She's looking forward to being reunited with Leona Maguire, who will play the Symetra Tour when she is not playing on invitations on the LPGA Tour, when she turns professional in May.
"We have a lot of history after playing on teams together for 10-12 years," she said of Leona. "There's something about that camaraderie that never leaves you."
Getting back her competitive edge is Meadow's next goal but she's getting there.
"It's definitely been hard," she said, hugely grateful to her sponsors Investec in Dublin have been so supportive of her during her injury.
"You don't see when you are going through it how your attitude changes. You feel that you are working hard and getting nothing out of it. It is very depressing when you are trying hard and you don't know what's wrong.
"But everyone goes periods in their life when it's hard. I think for me, the biggest thing in the last four or five months was having it all taken away from me having that 'what would my life be like without golf' moment.
"It shows me that I really love this game and no matter what, poor results or great results, you still have to love it. If you are not involved in the process and enjoying the process, you are never going to get results.
"So I started to have that realisation that okay, this is a game I love, I want to play with friends, I want to have a good competitive match and not be at a place in my career where I am scared of competition.
"So it's about loving that competition and thriving on it again and that's a great feeling."
She still works with Swedish mental game experts Lynn Marriott and Pia Nilsson on that side of the game and with her swing back in the groove, a freshly decorated home in Phoenix and her mother soon set to join her out west, she's happier than ever.

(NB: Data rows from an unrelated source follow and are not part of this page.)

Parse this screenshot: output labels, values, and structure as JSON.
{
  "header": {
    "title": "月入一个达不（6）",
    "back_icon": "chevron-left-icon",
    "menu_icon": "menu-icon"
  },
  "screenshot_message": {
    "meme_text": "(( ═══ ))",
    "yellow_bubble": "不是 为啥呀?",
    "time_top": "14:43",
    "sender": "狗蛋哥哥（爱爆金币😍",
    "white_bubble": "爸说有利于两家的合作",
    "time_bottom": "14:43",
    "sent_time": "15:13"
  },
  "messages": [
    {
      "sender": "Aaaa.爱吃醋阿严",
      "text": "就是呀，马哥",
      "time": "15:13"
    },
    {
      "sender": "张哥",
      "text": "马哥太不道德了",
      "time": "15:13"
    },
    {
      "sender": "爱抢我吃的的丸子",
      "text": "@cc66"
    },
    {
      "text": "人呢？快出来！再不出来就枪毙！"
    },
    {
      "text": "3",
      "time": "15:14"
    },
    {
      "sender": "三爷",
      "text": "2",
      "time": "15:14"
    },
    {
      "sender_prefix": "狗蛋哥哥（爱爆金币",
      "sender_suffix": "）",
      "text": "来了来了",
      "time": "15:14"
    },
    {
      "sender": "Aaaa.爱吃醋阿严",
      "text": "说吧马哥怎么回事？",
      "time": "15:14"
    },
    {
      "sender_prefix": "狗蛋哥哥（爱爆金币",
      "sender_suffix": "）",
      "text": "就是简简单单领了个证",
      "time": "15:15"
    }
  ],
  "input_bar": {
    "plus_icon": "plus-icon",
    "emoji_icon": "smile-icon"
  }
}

Any fleeting thoughts she might have briefly entertained of throwing in the towel have long faded.
"I am not going to say it didn't cross my mind," she chuckled when asked if she considered updating her CV. "But this is what I still want to do, and I still have an opportunity to do it.
"I wouldn't change that for the world.
"When was diagnosed, I thought, this sucks. But now I am fine and I wouldn't rather do anything else. I'm ready to go again!"
This feature first appeared in the Irish Independent's weekly Tee to Green golf Supplement on March 22.